- _TASK REQUIREMENTS_:
Exact reproduction of all the entries is required, without any of their pictures.

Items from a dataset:
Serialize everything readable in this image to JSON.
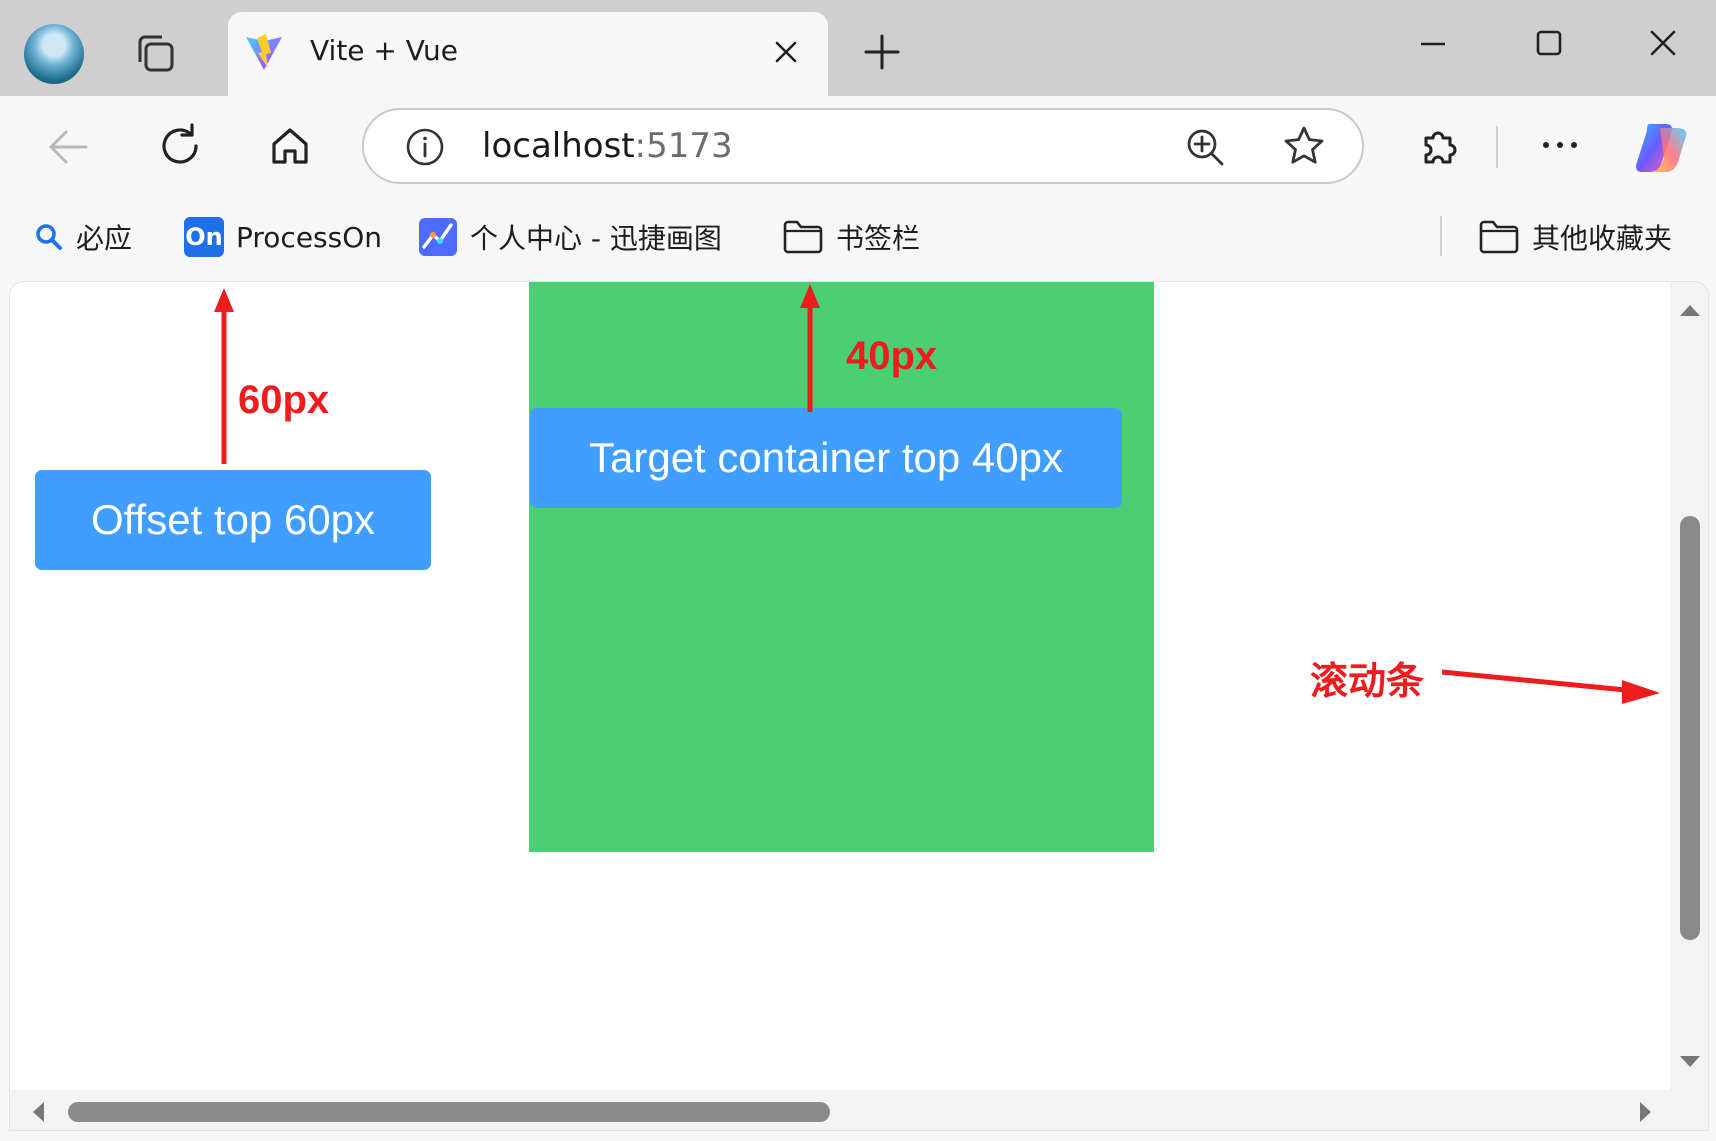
{
  "browser": {
    "tab": {
      "title": "Vite + Vue",
      "favicon": "vite-icon"
    },
    "url": {
      "host": "localhost",
      "port": ":5173"
    },
    "bookmarks": [
      {
        "label": "必应",
        "icon": "bing-search-icon"
      },
      {
        "label": "ProcessOn",
        "icon": "processon-icon",
        "logo_text": "On"
      },
      {
        "label": "个人中心 - 迅捷画图",
        "icon": "xunjie-icon"
      },
      {
        "label": "书签栏",
        "icon": "folder-icon"
      }
    ],
    "other_bookmarks": {
      "label": "其他收藏夹",
      "icon": "folder-icon"
    }
  },
  "page": {
    "offset_button": "Offset top 60px",
    "target_button": "Target container top 40px",
    "box_color": "#4bcf73",
    "button_color": "#409eff"
  },
  "annotations": {
    "offset_label": "60px",
    "target_label": "40px",
    "scrollbar_label": "滚动条",
    "color": "#ee1c1c"
  }
}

- _EXERCISE RESULT_:
Serialize everything readable in this image to JSON.
{
  "browser": {
    "tab": {
      "title": "Vite + Vue",
      "favicon": "vite-icon"
    },
    "url": {
      "host": "localhost",
      "port": ":5173"
    },
    "bookmarks": [
      {
        "label": "必应",
        "icon": "bing-search-icon"
      },
      {
        "label": "ProcessOn",
        "icon": "processon-icon",
        "logo_text": "On"
      },
      {
        "label": "个人中心 - 迅捷画图",
        "icon": "xunjie-icon"
      },
      {
        "label": "书签栏",
        "icon": "folder-icon"
      }
    ],
    "other_bookmarks": {
      "label": "其他收藏夹",
      "icon": "folder-icon"
    }
  },
  "page": {
    "offset_button": "Offset top 60px",
    "target_button": "Target container top 40px",
    "box_color": "#4bcf73",
    "button_color": "#409eff"
  },
  "annotations": {
    "offset_label": "60px",
    "target_label": "40px",
    "scrollbar_label": "滚动条",
    "color": "#ee1c1c"
  }
}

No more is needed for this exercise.